[Start of Attachment]
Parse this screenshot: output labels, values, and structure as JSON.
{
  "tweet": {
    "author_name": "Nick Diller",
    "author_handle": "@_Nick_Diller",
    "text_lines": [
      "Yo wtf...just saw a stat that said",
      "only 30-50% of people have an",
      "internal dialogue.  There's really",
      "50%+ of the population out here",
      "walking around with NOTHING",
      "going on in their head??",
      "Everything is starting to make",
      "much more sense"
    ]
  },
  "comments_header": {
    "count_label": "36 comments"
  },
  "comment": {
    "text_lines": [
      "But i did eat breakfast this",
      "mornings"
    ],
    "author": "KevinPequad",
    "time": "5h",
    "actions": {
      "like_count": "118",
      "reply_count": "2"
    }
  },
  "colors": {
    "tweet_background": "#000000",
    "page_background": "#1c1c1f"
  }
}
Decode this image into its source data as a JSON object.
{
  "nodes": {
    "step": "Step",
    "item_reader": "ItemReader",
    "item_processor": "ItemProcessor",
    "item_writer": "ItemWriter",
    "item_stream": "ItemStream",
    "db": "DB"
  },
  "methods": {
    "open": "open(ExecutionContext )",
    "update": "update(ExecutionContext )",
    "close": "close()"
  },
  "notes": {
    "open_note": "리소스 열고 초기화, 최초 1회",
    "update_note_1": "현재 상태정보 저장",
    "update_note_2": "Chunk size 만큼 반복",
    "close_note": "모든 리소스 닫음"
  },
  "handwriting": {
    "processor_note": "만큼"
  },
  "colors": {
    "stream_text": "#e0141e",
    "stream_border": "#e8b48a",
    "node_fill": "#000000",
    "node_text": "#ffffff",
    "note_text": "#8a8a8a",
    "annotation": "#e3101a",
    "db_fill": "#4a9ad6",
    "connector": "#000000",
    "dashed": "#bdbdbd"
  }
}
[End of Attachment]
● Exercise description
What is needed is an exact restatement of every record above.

● Written response
Parse this screenshot: output labels, values, and structure as JSON.
{
  "tweet": {
    "author_name": "Nick Diller",
    "author_handle": "@_Nick_Diller",
    "text_lines": [
      "Yo wtf...just saw a stat that said",
      "only 30-50% of people have an",
      "internal dialogue.  There's really",
      "50%+ of the population out here",
      "walking around with NOTHING",
      "going on in their head??",
      "Everything is starting to make",
      "much more sense"
    ]
  },
  "comments_header": {
    "count_label": "36 comments"
  },
  "comment": {
    "text_lines": [
      "But i did eat breakfast this",
      "mornings"
    ],
    "author": "KevinPequad",
    "time": "5h",
    "actions": {
      "like_count": "118",
      "reply_count": "2"
    }
  },
  "colors": {
    "tweet_background": "#000000",
    "page_background": "#1c1c1f"
  }
}
Decode this image into its source data as a JSON object.
{
  "nodes": {
    "step": "Step",
    "item_reader": "ItemReader",
    "item_processor": "ItemProcessor",
    "item_writer": "ItemWriter",
    "item_stream": "ItemStream",
    "db": "DB"
  },
  "methods": {
    "open": "open(ExecutionContext )",
    "update": "update(ExecutionContext )",
    "close": "close()"
  },
  "notes": {
    "open_note": "리소스 열고 초기화, 최초 1회",
    "update_note_1": "현재 상태정보 저장",
    "update_note_2": "Chunk size 만큼 반복",
    "close_note": "모든 리소스 닫음"
  },
  "handwriting": {
    "processor_note": "만큼"
  },
  "colors": {
    "stream_text": "#e0141e",
    "stream_border": "#e8b48a",
    "node_fill": "#000000",
    "node_text": "#ffffff",
    "note_text": "#8a8a8a",
    "annotation": "#e3101a",
    "db_fill": "#4a9ad6",
    "connector": "#000000",
    "dashed": "#bdbdbd"
  }
}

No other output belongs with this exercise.